- _Required work_
Going through the data below, please show each line containing the string "title".

═════ Input material ═════

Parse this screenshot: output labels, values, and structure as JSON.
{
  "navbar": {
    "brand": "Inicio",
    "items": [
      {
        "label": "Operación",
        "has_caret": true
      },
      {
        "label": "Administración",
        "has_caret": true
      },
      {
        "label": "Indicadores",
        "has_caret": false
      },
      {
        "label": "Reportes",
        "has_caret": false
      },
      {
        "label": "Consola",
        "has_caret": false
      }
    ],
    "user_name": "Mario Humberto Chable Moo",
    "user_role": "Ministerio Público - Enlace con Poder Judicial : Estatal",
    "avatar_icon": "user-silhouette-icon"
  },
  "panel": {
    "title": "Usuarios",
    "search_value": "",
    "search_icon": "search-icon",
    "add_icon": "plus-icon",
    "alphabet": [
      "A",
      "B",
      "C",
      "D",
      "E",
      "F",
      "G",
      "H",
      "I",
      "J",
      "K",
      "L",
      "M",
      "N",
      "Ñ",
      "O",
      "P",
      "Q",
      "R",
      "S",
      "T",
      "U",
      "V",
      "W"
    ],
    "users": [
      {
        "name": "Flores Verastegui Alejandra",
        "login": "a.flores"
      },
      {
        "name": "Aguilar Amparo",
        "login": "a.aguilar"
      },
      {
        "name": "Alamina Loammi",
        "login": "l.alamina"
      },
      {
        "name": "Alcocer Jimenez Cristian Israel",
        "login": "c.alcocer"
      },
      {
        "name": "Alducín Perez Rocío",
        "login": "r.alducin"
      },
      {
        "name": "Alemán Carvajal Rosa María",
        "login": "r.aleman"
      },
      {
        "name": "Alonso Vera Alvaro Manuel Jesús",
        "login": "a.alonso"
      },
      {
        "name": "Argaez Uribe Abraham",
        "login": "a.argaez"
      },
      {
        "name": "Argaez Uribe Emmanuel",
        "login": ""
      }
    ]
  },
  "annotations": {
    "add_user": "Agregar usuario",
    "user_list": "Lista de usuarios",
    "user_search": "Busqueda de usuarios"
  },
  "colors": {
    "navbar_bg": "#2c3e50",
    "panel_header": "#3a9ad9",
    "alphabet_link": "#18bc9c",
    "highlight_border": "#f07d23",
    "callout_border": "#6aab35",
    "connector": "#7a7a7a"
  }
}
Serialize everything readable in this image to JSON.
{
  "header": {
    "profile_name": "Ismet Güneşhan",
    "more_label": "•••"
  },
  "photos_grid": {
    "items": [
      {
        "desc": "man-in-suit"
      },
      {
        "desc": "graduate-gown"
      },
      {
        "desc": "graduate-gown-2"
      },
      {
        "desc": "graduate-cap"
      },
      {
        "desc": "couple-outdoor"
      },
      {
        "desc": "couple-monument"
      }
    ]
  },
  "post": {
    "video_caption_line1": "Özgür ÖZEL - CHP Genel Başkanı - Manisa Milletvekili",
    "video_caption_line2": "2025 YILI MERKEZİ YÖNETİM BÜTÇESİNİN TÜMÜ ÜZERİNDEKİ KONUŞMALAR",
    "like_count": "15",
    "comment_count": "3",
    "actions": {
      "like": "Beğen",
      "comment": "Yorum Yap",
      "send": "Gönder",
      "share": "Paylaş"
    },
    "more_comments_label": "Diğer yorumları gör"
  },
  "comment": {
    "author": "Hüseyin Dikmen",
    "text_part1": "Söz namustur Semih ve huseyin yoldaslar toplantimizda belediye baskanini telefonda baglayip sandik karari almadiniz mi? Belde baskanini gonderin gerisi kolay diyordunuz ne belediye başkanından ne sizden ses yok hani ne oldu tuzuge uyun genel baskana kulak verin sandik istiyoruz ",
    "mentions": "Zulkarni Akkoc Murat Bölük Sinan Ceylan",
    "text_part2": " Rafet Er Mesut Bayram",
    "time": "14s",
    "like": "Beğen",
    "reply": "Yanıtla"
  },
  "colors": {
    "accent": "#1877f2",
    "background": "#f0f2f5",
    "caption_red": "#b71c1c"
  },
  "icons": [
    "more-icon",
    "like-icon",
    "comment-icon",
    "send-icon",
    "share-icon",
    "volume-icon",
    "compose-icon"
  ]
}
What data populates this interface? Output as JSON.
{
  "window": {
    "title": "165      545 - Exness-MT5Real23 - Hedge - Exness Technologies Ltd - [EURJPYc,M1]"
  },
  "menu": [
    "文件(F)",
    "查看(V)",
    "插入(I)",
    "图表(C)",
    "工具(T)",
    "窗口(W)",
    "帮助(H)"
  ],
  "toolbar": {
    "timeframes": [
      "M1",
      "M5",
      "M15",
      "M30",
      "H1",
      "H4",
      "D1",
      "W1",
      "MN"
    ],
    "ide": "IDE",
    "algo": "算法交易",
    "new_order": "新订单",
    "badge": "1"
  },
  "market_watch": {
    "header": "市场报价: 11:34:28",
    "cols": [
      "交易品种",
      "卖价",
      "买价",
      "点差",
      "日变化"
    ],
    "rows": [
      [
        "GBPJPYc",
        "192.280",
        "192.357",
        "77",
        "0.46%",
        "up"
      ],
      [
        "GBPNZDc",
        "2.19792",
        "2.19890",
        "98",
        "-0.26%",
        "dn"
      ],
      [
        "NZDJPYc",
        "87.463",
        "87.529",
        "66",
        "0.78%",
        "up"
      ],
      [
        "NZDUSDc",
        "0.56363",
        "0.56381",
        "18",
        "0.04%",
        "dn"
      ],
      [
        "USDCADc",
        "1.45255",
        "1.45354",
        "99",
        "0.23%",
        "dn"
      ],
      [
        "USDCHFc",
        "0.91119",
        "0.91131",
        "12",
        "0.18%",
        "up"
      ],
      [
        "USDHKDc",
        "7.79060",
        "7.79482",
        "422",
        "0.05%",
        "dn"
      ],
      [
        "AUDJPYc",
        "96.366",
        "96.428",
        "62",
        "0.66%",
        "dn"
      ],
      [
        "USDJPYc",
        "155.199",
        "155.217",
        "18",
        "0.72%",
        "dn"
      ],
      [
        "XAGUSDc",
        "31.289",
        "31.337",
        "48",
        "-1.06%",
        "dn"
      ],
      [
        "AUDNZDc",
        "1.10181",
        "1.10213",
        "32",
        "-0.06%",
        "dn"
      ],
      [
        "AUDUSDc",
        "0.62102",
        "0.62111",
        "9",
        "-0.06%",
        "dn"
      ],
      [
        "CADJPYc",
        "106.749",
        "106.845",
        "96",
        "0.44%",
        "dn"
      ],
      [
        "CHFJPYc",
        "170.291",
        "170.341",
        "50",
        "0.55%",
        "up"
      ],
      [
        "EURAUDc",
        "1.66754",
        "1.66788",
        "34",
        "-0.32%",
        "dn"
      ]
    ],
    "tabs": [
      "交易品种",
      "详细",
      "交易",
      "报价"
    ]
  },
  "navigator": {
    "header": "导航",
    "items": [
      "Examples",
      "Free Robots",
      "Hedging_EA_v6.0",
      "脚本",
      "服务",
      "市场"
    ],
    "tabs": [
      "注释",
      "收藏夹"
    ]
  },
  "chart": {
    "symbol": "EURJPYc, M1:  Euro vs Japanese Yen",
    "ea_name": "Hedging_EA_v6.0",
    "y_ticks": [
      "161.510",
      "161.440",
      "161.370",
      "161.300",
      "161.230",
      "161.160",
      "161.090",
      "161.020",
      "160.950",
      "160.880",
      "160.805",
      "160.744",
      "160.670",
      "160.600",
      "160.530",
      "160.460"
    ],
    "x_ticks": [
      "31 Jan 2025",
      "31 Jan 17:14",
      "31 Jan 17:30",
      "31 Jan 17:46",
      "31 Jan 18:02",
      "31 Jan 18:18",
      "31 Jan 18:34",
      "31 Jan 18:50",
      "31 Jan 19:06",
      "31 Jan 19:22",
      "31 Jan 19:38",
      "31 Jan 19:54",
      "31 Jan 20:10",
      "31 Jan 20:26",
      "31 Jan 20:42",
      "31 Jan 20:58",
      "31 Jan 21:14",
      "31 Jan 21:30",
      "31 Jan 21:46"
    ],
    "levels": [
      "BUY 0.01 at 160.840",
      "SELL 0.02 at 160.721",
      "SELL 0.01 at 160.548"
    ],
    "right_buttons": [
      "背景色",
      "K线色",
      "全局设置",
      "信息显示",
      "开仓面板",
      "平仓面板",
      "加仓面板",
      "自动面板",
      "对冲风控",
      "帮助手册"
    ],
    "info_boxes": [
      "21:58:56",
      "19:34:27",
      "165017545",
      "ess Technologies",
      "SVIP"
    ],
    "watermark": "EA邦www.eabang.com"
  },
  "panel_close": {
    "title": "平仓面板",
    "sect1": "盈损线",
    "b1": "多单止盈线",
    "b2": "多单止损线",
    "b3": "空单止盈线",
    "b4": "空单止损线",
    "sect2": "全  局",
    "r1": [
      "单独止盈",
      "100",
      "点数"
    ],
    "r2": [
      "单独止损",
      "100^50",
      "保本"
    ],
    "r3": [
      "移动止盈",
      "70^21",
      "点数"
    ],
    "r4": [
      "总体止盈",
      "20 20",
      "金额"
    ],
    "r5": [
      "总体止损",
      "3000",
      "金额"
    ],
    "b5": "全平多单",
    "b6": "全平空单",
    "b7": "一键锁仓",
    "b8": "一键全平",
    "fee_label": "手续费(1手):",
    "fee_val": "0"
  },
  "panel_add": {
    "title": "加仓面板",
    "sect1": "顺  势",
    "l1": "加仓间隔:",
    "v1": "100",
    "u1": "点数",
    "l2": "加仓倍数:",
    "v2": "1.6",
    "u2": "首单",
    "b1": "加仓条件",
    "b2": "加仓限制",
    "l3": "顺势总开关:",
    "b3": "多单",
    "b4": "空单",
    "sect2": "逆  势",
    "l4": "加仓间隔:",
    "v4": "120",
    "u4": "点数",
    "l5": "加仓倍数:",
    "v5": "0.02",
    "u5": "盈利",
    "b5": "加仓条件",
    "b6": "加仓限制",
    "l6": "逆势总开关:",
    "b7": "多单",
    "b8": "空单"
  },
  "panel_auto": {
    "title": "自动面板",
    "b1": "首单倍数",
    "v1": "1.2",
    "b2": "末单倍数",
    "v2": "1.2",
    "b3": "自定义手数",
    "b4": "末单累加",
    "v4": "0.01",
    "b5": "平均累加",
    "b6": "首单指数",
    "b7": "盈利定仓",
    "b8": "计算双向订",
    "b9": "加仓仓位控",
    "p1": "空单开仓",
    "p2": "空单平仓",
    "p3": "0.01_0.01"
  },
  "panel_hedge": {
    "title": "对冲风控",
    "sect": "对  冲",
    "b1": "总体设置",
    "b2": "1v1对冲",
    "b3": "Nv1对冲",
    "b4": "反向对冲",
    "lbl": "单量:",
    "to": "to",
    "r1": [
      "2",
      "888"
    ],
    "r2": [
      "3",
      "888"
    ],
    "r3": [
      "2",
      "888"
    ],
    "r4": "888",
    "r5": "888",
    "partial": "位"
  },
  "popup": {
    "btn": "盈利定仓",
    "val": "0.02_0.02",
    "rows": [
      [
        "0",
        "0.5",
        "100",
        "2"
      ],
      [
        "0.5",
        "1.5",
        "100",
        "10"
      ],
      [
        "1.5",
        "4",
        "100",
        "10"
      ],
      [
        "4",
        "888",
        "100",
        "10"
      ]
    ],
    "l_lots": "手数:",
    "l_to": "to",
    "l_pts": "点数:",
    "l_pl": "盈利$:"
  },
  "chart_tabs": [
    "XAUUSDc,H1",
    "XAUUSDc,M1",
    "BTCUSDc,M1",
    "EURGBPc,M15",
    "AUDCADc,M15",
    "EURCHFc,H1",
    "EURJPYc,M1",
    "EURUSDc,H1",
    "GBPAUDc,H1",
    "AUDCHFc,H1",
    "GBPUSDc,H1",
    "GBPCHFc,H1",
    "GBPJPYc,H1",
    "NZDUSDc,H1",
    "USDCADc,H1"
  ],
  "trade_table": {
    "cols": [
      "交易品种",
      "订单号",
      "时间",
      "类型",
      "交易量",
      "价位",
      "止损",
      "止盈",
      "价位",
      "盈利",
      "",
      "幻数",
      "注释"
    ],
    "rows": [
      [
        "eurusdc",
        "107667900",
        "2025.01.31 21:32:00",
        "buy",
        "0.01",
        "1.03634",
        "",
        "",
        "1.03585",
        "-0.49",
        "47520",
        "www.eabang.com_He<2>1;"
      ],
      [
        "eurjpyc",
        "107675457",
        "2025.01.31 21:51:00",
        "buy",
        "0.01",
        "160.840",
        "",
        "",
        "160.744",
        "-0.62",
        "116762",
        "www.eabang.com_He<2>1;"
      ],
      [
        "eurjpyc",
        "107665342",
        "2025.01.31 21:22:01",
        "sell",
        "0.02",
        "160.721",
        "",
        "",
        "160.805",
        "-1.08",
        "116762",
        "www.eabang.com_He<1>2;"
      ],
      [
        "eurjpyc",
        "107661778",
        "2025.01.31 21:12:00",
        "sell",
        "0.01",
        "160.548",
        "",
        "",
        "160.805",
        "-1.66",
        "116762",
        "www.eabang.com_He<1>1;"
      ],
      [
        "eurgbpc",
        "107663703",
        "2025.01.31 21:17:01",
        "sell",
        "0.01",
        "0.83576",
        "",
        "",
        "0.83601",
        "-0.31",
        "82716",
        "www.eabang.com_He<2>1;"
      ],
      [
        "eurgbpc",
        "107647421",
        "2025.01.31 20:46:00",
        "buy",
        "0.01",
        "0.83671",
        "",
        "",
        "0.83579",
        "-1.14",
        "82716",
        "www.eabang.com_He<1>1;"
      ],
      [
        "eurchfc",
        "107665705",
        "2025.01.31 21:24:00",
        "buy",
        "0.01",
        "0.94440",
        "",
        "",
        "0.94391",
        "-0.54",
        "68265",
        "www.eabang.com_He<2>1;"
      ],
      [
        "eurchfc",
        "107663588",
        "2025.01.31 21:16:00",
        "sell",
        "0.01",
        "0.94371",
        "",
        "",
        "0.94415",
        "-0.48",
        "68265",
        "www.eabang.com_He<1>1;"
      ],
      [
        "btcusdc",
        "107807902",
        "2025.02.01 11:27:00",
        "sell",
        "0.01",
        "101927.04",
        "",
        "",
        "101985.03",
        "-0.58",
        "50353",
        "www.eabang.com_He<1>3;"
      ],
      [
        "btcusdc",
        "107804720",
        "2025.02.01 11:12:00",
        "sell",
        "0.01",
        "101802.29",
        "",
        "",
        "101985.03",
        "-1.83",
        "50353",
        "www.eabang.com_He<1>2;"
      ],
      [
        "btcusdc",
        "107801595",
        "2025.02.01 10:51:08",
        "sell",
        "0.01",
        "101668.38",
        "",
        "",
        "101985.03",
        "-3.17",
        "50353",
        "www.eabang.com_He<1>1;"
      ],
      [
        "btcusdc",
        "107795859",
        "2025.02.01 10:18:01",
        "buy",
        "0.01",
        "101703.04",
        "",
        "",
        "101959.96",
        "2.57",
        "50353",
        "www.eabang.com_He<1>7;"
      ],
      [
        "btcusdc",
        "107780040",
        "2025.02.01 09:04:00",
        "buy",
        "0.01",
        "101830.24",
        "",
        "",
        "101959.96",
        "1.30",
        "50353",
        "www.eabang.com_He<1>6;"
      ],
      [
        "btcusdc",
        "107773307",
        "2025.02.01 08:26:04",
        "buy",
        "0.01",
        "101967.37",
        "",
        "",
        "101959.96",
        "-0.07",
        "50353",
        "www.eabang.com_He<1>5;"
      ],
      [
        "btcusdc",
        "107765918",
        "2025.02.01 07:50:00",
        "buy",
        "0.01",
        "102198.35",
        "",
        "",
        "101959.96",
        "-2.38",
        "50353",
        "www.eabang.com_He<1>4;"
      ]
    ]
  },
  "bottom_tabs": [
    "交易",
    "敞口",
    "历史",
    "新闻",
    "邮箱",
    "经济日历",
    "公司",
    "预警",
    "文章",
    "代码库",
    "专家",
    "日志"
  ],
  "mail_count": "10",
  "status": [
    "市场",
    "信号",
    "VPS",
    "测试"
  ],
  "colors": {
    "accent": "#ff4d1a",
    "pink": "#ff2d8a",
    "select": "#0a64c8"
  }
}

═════

- _Solution for this problem_
    "title": "Usuarios",
    "title": "165      545 - Exness-MT5Real23 - Hedge - Exness Technologies Ltd - [EURJPYc,M1]"
    "title": "平仓面板",
    "title": "加仓面板",
    "title": "自动面板",
    "title": "对冲风控",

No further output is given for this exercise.